This March 13 marked the 120 years of the birth of one of the best players in the history of Cuban baseball. Cosme Alejandro Oms, or simply “El Caballero Oms’ (The gentleman Oms) – has been one of the great figures of Cuban sports. Beyond a street named after him in Santa Clara or his election by the people among the hundred best athletes of the Cuban twentieth century little is known of the sublime player.
Historian Felix Julio Alfonso, always attentive to the rich baseball history of this country, reminds me about him, and early morning does not prevent the performance of work. Oms, Cristóbal Torriente, the Black Diamond and Adolfo Luque deserve memories as great ancestors of the sport.
Alejandro Oms participated in 16 championships of the General Baseball League of Cuba and three separate tournaments. He was, along with Pablo «Champion» Mesa and Oscar Charleston, architect in the triumph of mythical Leopardos de Santa Clara that in the 1923-1924 season equaled the difficult record of the Philadelphia Phillies in 1894, batting collectively for 343. To make that feat even more impressive they had an eleven and a half lead over second place Havana.
In the Cuban tournament was the third highest average hitter League (average of 345 with 627 hits in 1820 at-bats), fifth in runs scored (373), sixth in triples (35) and eighth in doubles (99). He holds the record for most consecutive seasons connecting over 300 with 8, and more seasons with tat average with 11. In 1928 he set a record of 30 consecutive games hitting at least a hit, from October 31 until December 24. He batted in the campaign for an astronomical 432 that seems from another galaxy.
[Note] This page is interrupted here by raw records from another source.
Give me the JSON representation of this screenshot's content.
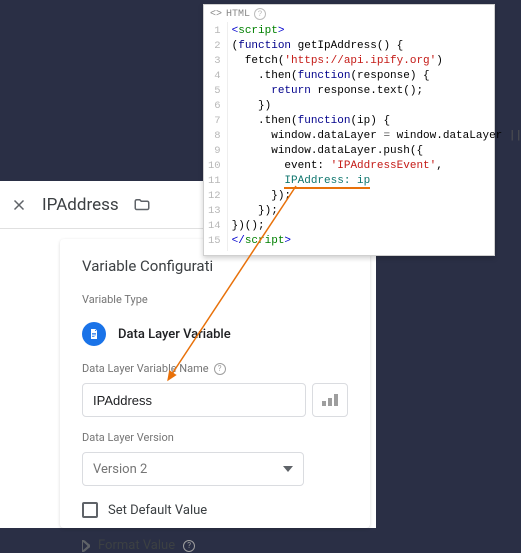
{
  "header": {
    "title": "IPAddress"
  },
  "card": {
    "title": "Variable Configurati",
    "type_label": "Variable Type",
    "type_name": "Data Layer Variable",
    "name_label": "Data Layer Variable Name",
    "name_value": "IPAddress",
    "version_label": "Data Layer Version",
    "version_value": "Version 2",
    "default_label": "Set Default Value",
    "format_label": "Format Value"
  },
  "code": {
    "tab_label": "HTML",
    "lines_count": 15,
    "lines": {
      "l1a": "<",
      "l1b": "script",
      "l1c": ">",
      "l2a": "(",
      "l2b": "function",
      "l2c": " getIpAddress() {",
      "l3a": "  fetch(",
      "l3b": "'https://api.ipify.org'",
      "l3c": ")",
      "l4a": "    .then(",
      "l4b": "function",
      "l4c": "(response) {",
      "l5a": "      ",
      "l5b": "return",
      "l5c": " response.text();",
      "l6": "    })",
      "l7a": "    .then(",
      "l7b": "function",
      "l7c": "(ip) {",
      "l8a": "      window.dataLayer ",
      "l8b": "=",
      "l8c": " window.dataLayer ",
      "l8d": "||",
      "l8e": " [];",
      "l9": "      window.dataLayer.push({",
      "l10a": "        event: ",
      "l10b": "'IPAddressEvent'",
      "l10c": ",",
      "l11a": "        ",
      "l11b": "IPAddress: ip",
      "l12": "      });",
      "l13": "    });",
      "l14": "})();",
      "l15a": "</",
      "l15b": "script",
      "l15c": ">"
    }
  }
}
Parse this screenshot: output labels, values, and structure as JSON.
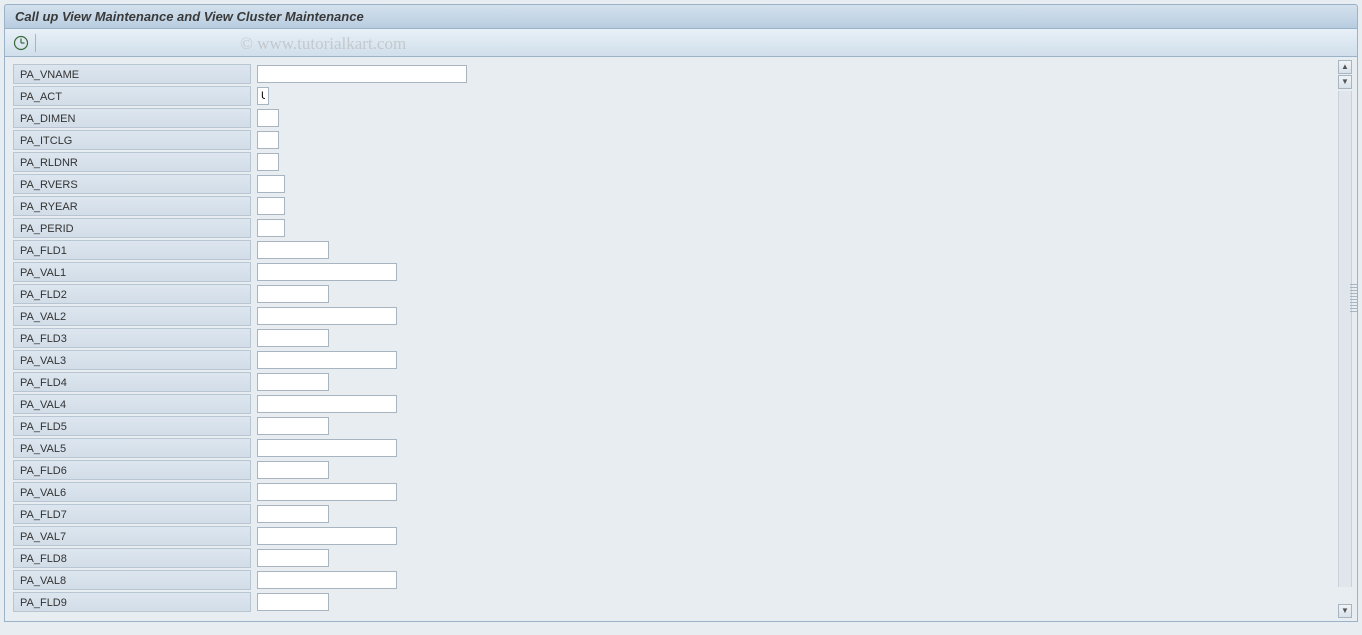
{
  "title": "Call up View Maintenance and View Cluster Maintenance",
  "watermark": "© www.tutorialkart.com",
  "toolbar": {
    "execute_icon": "execute"
  },
  "fields": [
    {
      "label": "PA_VNAME",
      "value": "",
      "width": "input-w1"
    },
    {
      "label": "PA_ACT",
      "value": "U",
      "width": "input-w2"
    },
    {
      "label": "PA_DIMEN",
      "value": "",
      "width": "input-w3"
    },
    {
      "label": "PA_ITCLG",
      "value": "",
      "width": "input-w3"
    },
    {
      "label": "PA_RLDNR",
      "value": "",
      "width": "input-w3"
    },
    {
      "label": "PA_RVERS",
      "value": "",
      "width": "input-w4"
    },
    {
      "label": "PA_RYEAR",
      "value": "",
      "width": "input-w4"
    },
    {
      "label": "PA_PERID",
      "value": "",
      "width": "input-w4"
    },
    {
      "label": "PA_FLD1",
      "value": "",
      "width": "input-w5"
    },
    {
      "label": "PA_VAL1",
      "value": "",
      "width": "input-w6"
    },
    {
      "label": "PA_FLD2",
      "value": "",
      "width": "input-w5"
    },
    {
      "label": "PA_VAL2",
      "value": "",
      "width": "input-w6"
    },
    {
      "label": "PA_FLD3",
      "value": "",
      "width": "input-w5"
    },
    {
      "label": "PA_VAL3",
      "value": "",
      "width": "input-w6"
    },
    {
      "label": "PA_FLD4",
      "value": "",
      "width": "input-w5"
    },
    {
      "label": "PA_VAL4",
      "value": "",
      "width": "input-w6"
    },
    {
      "label": "PA_FLD5",
      "value": "",
      "width": "input-w5"
    },
    {
      "label": "PA_VAL5",
      "value": "",
      "width": "input-w6"
    },
    {
      "label": "PA_FLD6",
      "value": "",
      "width": "input-w5"
    },
    {
      "label": "PA_VAL6",
      "value": "",
      "width": "input-w6"
    },
    {
      "label": "PA_FLD7",
      "value": "",
      "width": "input-w5"
    },
    {
      "label": "PA_VAL7",
      "value": "",
      "width": "input-w6"
    },
    {
      "label": "PA_FLD8",
      "value": "",
      "width": "input-w5"
    },
    {
      "label": "PA_VAL8",
      "value": "",
      "width": "input-w6"
    },
    {
      "label": "PA_FLD9",
      "value": "",
      "width": "input-w5"
    }
  ]
}
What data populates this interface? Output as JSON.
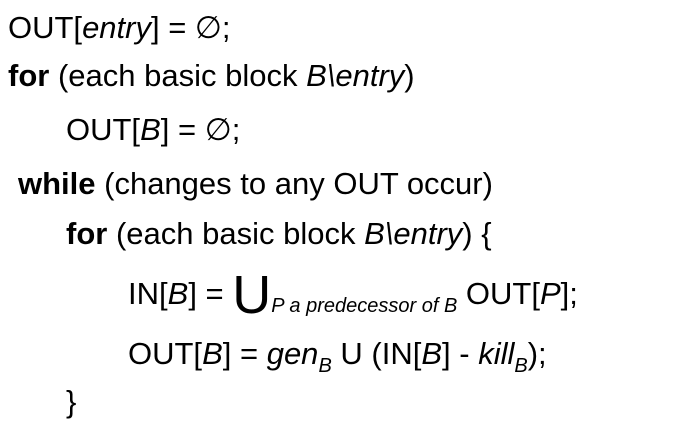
{
  "algorithm": {
    "l1": {
      "a": "OUT[",
      "b": "entry",
      "c": "] = ∅;"
    },
    "l2": {
      "kw": "for",
      "a": " (each basic block ",
      "b": "B\\entry",
      "c": ")"
    },
    "l3": {
      "a": "OUT[",
      "b": "B",
      "c": "] = ∅;"
    },
    "l4": {
      "kw": "while",
      "a": " (changes to any OUT occur)"
    },
    "l5": {
      "kw": "for",
      "a": " (each basic block ",
      "b": "B\\entry",
      "c": ") {"
    },
    "l6": {
      "a": "IN[",
      "b": "B",
      "c": "] = ",
      "union": "U",
      "sub": "P a predecessor of B",
      "d": " OUT[",
      "e": "P",
      "f": "];"
    },
    "l7": {
      "a": "OUT[",
      "b": "B",
      "c": "] = ",
      "gen": "gen",
      "gen_sub": "B",
      "d": " U (IN[",
      "e": "B",
      "f": "] - ",
      "kill": "kill",
      "kill_sub": "B",
      "g": ");"
    },
    "l8": {
      "a": "}"
    }
  }
}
For fourteen seasons in the Negro Leagues in the United States he hit 332 with 495 slugging and magnificent OBP of 404. He was inducted to the Negro Leagues Hall of Fame. He also played two championships in the Dominican League in 1929 and 1937, and did so well in the Venezuelan ball.
In the twilight of his career and life had virtually no money to live; Conrado Marrero, head of Cienfuegos in the 1945-1946 season, decided to help him and put him on the roster for him to receive some money that way. He had only two at-bats as a pinch-hitter: in one he was walked by Pedro “Natilla” Jimenez and ended his work as an active baseball player striking out against another illustrious Villa Clara pitcher: lefty Agapito Mayor. He died of tuberculosis in 1946, in a sanatorium in Havana, poor and forgotten by all
The greatest recognition he received in life was to be inducted into the National Baseball Hall of Fame in 1944. The main entrance of the stadium “Augusto Cesar Sandino” of Villa Clara province where he was born has a picture of him on the wall with his uniform and a summary of his work, but few stop to contemplate the exemplary record of the Santa Clara player.
The man made the Leopards of Santa Clara great in the 20s and 30s of last century alone remains alive in the streets of his hometown. Nobody remembers the 120 years old gentleman.